For many homeowners gardens provide a source of beauty and contentment. Gardens can also provide an opportunity for wise water management practices that positively impact both the quality and quantity of water in the local watershed.
We all live in a watershed. But what exactly is a watershed? A watershed can best be defined as an area of land where all the water that is under the land or drains off the land goes to the same place, usually a creek, river, lake, ocean or other body of water. Perhaps it is easiest to think of a watershed as a gigantic drainage basin or area in which all water, sediments and dissolved materials flow from the land into a common body of water.
According to the US EPA, the continental United States has 2110 watersheds. Why are watersheds important? The health of our creeks, rivers and lakes depends on clean water and healthy watersheds. Clean water and healthy watersheds are determined by both the quality and the quantity of water within the watershed. Water quality refers to the chemical, physical and biological characteristics of water in respect to its suitability for a particular purpose, consider water for drinking versus water for washing the car. Water quantity relates to the amount of impervious surfaces, such as roadways and rooftops, which cannot absorb water. This water runoff results in erosion and flooding. Impervious surfaces channel pollutants directly into streams without being processed by infiltrating the soil during transport.
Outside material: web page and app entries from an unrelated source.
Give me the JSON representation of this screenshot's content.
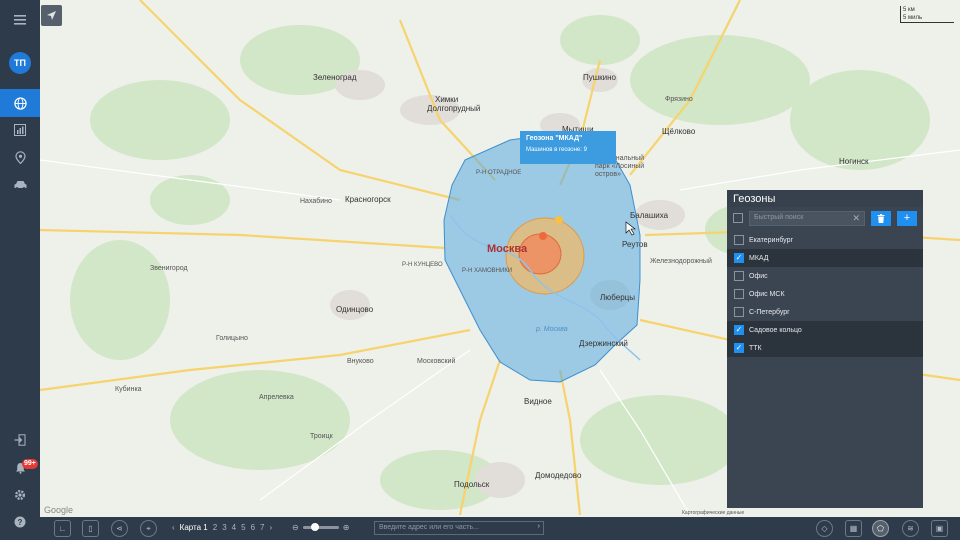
{
  "sidebar": {
    "avatar_initials": "ТП",
    "notification_count": "99+",
    "items": [
      "globe-icon",
      "chart-icon",
      "location-pin-icon",
      "car-icon"
    ]
  },
  "map": {
    "labels": {
      "zelenograd": "Зеленоград",
      "khimki": "Химки",
      "dolgoprudny": "Долгопрудный",
      "mytishchi": "Мытищи",
      "pushkino": "Пушкино",
      "schelkovo": "Щёлково",
      "balashikha": "Балашиха",
      "reutov": "Реутов",
      "krasnogorsk": "Красногорск",
      "moscow": "Москва",
      "odintsovo": "Одинцово",
      "lyubertsy": "Люберцы",
      "zheleznodorozhny": "Железнодорожный",
      "dzerzhinsky": "Дзержинский",
      "vidnoe": "Видное",
      "podolsk": "Подольск",
      "domodedovo": "Домодедово",
      "noginsk": "Ногинск",
      "fryazino": "Фрязино",
      "golitsyno": "Голицыно",
      "kubinka": "Кубинка",
      "nakhabino": "Нахабино",
      "vnukovo": "Внуково",
      "moskovsky": "Московский",
      "troitsk": "Троицк",
      "aprelevka": "Апрелевка",
      "zvenigorod": "Звенигород",
      "losiny": "Национальный парк «Лосиный остров»",
      "otradnoe": "Р-Н ОТРАДНОЕ",
      "khamovniki": "Р-Н ХАМОВНИКИ",
      "kuntsevo": "Р-Н КУНЦЕВО",
      "moskva_river": "р. Москва",
      "google": "Google",
      "attribution": "Картографические данные"
    },
    "scale": {
      "km": "5 км",
      "mi": "5 миль"
    }
  },
  "tooltip": {
    "title": "Геозона \"МКАД\"",
    "subtitle": "Машинов в геозоне: 9"
  },
  "geozones": {
    "title": "Геозоны",
    "search_placeholder": "Быстрый поиск",
    "delete_label": "🗑",
    "add_label": "+",
    "items": [
      {
        "label": "Екатеринбург",
        "checked": false
      },
      {
        "label": "МКАД",
        "checked": true
      },
      {
        "label": "Офис",
        "checked": false
      },
      {
        "label": "Офис МСК",
        "checked": false
      },
      {
        "label": "С-Петербург",
        "checked": false
      },
      {
        "label": "Садовое кольцо",
        "checked": true
      },
      {
        "label": "ТТК",
        "checked": true
      }
    ]
  },
  "bottombar": {
    "map_tab_current": "Карта 1",
    "tabs": [
      "2",
      "3",
      "4",
      "5",
      "6",
      "7"
    ],
    "address_placeholder": "Введите адрес или его часть..."
  },
  "colors": {
    "accent": "#1f7ad8",
    "mkad_fill": "#5aa9df",
    "ttk_fill": "#f0b86a",
    "sadovoe_fill": "#f08a5d"
  }
}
Best management practices suggest that as a homeowner it is important to keep the water that falls on your property…on your property! Don’t let water run off your property.
Click below for more information:
Benefits of Native Plants
Native Plant List
Native Plant Alternatives